CHARLES KRAUSE: Shoval says Netanyahu cannot ignore this kind of political pressure.
ZALMON SHOVAL: Who was it who said all politics is local? Tip O'Neil, I think. That, you know, that applies to Israel too. It doesn't apply so much to the Arab countries because they don't have a democracy. They don't have--they have public opinion but governments don't usually have to reckon with that.
Judging the will of the people.
CHARLES KRAUSE: But public opinion polls in Israel showed that a majority of Israelis would be willing to give the Palestinians a state of their own if they would guarantee Israel's security. David Landau says the prime minister hides behind the political argument because what he really believes is that the West Bank should remain a part of Israel.
DAVID LANDAU: If he wanted to make peace or make progress towards peace, and he lacked votes in the Knesset from the right wing of his coalition, he could confidently rely on the opposition, on the Labor Party to supply those votes. That's why I say it's just a pretext. It's just a fallacious argument that he makes. I can't move because of my coalition. The Labor Party has said to him, if you move, we'll support you arithmetically in parliament; we will not let you fall for doing things we support.
CHARLES KRAUSE: Bar-Ilan agrees that coalition politics is not the reason the peace process is at a standstill.

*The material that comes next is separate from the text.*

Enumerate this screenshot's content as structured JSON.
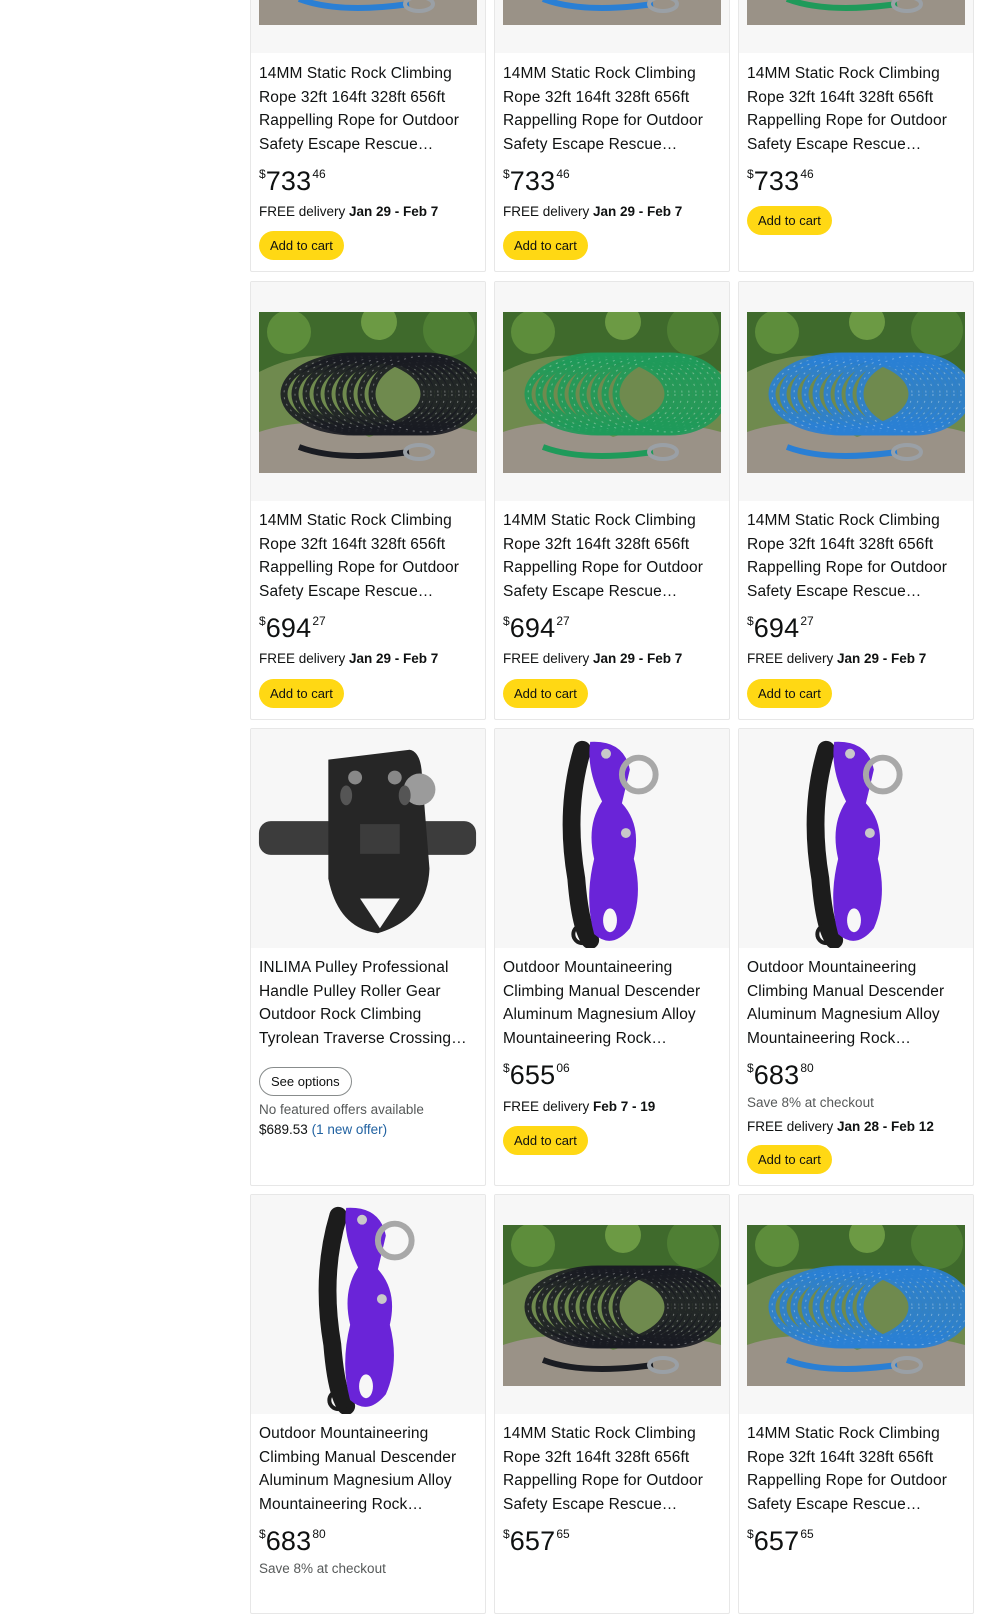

DAVID BAR-ILAN: To worry about Netanyahu's internal politics within the coalition is really not called for at all. I think that Mr. Netanyahu can handle that very well. All he's saying is that if we have to reach some kind of an agreement, let it be an agreement on the major fundamental issues.

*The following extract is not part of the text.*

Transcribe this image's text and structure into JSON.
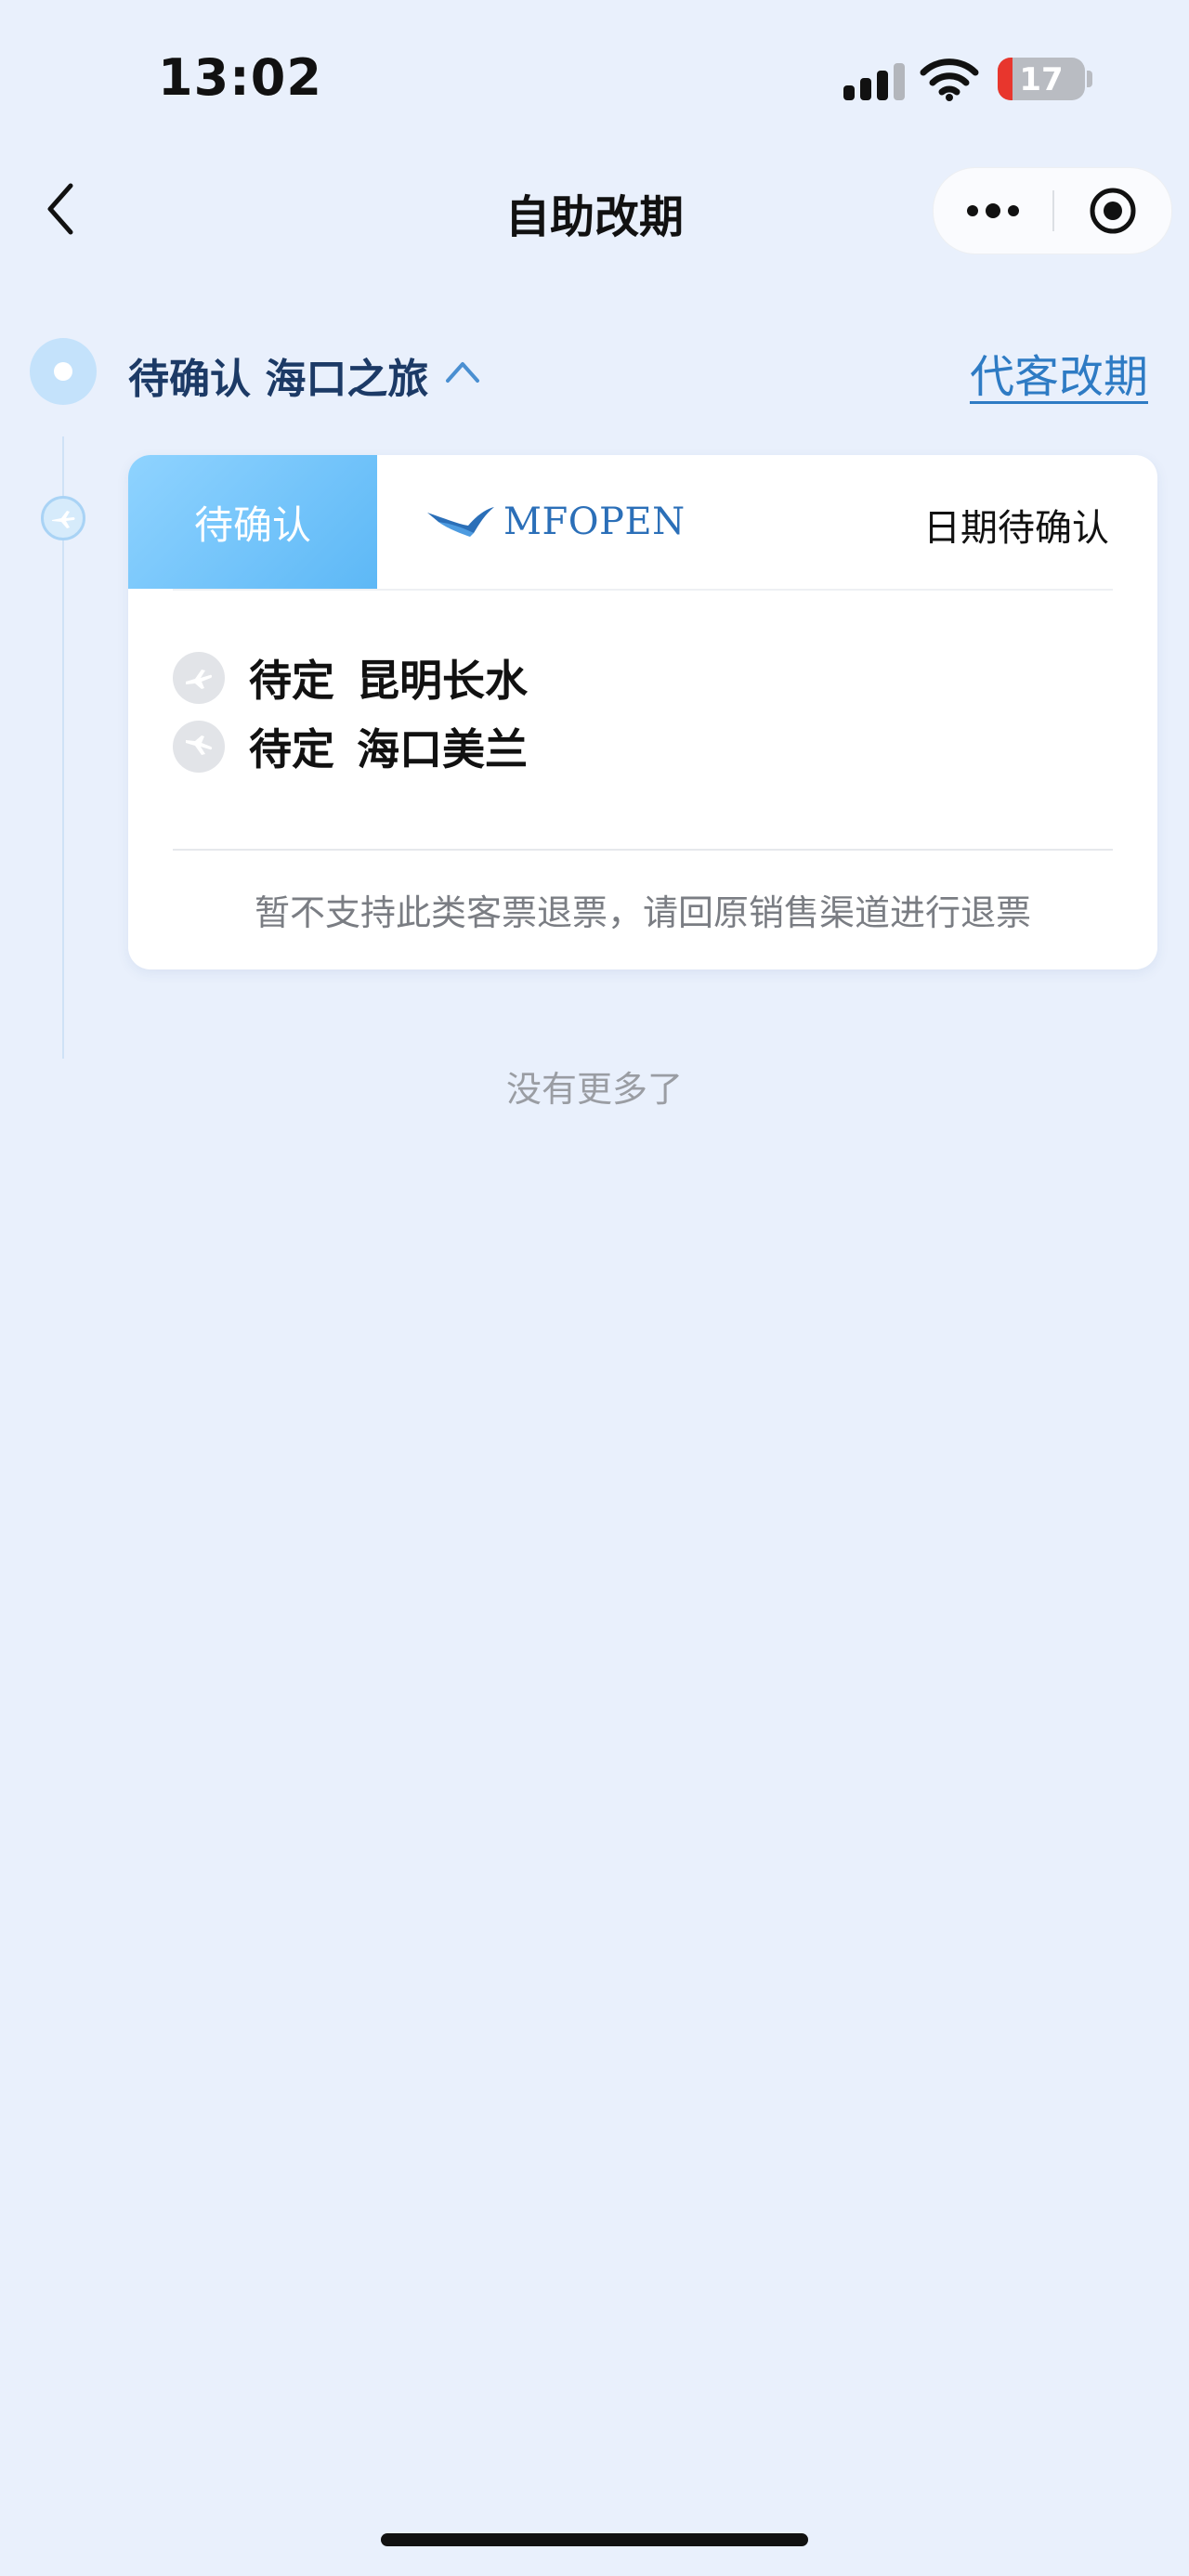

Netanyahu calls for skipping over several interim steps called for by the Oslo agreements.
CHARLES KRAUSE: To end the current stalemate Netanyahu has proposed that the Palestinians and Israel skip over several interim steps called for by the Oslo agreements. Instead, he proposes that the two sides go straight to so-called final status negotiations over Jerusalem, the settlements, and a Palestinian state in Gaza and the West Bank. It's an audacious plan that reportedly is being discussed this week in Washington. But Shoval says a bold last-ditch effort is the only hope.
ZALMON SHOVAL: The moment the first bomb exploded in a Jerusalem bus, and then a second bomb and a third bomb, people I think lost faith--Israelis anyway--lost faith in Oslo. And the Palestinians, too, if I may speak for them, were frustrated because they were promised all sorts of things which didn't realize, which couldn't be realized; economic betterment, political advancement, and so on. I think what has to happen now is for the sides to sit down and see how we can change the formula, how we can adapt the formula in order really to give a new chance for the peace process.

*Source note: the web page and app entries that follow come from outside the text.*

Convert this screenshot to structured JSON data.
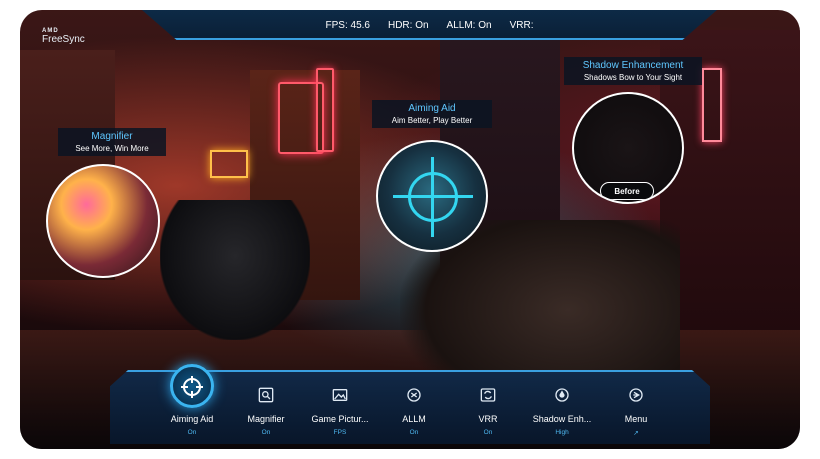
{
  "logo": {
    "brand": "AMD",
    "product": "FreeSync"
  },
  "status_bar": {
    "fps": "FPS: 45.6",
    "hdr": "HDR: On",
    "allm": "ALLM: On",
    "vrr": "VRR:"
  },
  "callouts": {
    "magnifier": {
      "title": "Magnifier",
      "subtitle": "See More, Win More"
    },
    "aiming_aid": {
      "title": "Aiming Aid",
      "subtitle": "Aim Better, Play Better"
    },
    "shadow": {
      "title": "Shadow Enhancement",
      "subtitle": "Shadows Bow to Your Sight",
      "badge": "Before"
    }
  },
  "menu": {
    "items": [
      {
        "label": "Aiming Aid",
        "value": "On",
        "icon": "crosshair-icon",
        "active": true
      },
      {
        "label": "Magnifier",
        "value": "On",
        "icon": "magnifier-icon"
      },
      {
        "label": "Game Pictur...",
        "value": "FPS",
        "icon": "picture-icon"
      },
      {
        "label": "ALLM",
        "value": "On",
        "icon": "allm-icon"
      },
      {
        "label": "VRR",
        "value": "On",
        "icon": "vrr-icon"
      },
      {
        "label": "Shadow Enh...",
        "value": "High",
        "icon": "shadow-icon"
      },
      {
        "label": "Menu",
        "value": "↗",
        "icon": "menu-icon"
      }
    ]
  },
  "colors": {
    "accent": "#3aa0e0",
    "value_text": "#4fb8f0",
    "callout_title": "#5fc7ff"
  }
}
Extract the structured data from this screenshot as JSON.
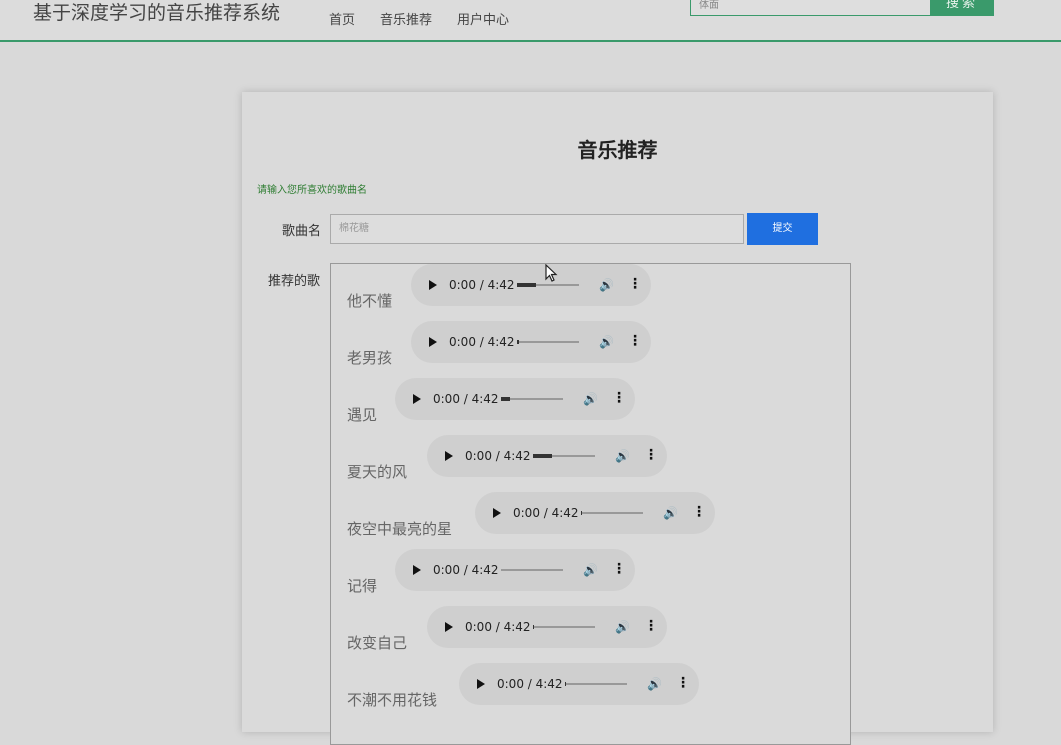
{
  "header": {
    "brand": "基于深度学习的音乐推荐系统",
    "nav": [
      "首页",
      "音乐推荐",
      "用户中心"
    ],
    "search_placeholder": "体面",
    "search_button": "搜索"
  },
  "page": {
    "title": "音乐推荐",
    "hint": "请输入您所喜欢的歌曲名",
    "field_label": "歌曲名",
    "song_input_placeholder": "棉花糖",
    "submit_label": "提交",
    "recommend_label": "推荐的歌"
  },
  "songs": [
    {
      "name": "他不懂",
      "time": "0:00 / 4:42",
      "progress": 0.3
    },
    {
      "name": "老男孩",
      "time": "0:00 / 4:42",
      "progress": 0.03
    },
    {
      "name": "遇见",
      "time": "0:00 / 4:42",
      "progress": 0.15
    },
    {
      "name": "夏天的风",
      "time": "0:00 / 4:42",
      "progress": 0.3
    },
    {
      "name": "夜空中最亮的星",
      "time": "0:00 / 4:42",
      "progress": 0.02
    },
    {
      "name": "记得",
      "time": "0:00 / 4:42",
      "progress": 0.0
    },
    {
      "name": "改变自己",
      "time": "0:00 / 4:42",
      "progress": 0.02
    },
    {
      "name": "不潮不用花钱",
      "time": "0:00 / 4:42",
      "progress": 0.02
    }
  ],
  "colors": {
    "accent": "#3a9a6b",
    "submit": "#1f6fe0",
    "hint": "#2e7d32"
  },
  "icons": {
    "play": "play-icon",
    "volume": "volume-icon",
    "more": "more-vertical-icon"
  }
}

CHARLES KRAUSE: But given the history of the Israeli-Palestinian relationship and the current mood of suspicion and distrust on both sides, finding yet another formula for peace may prove to be extremely difficult.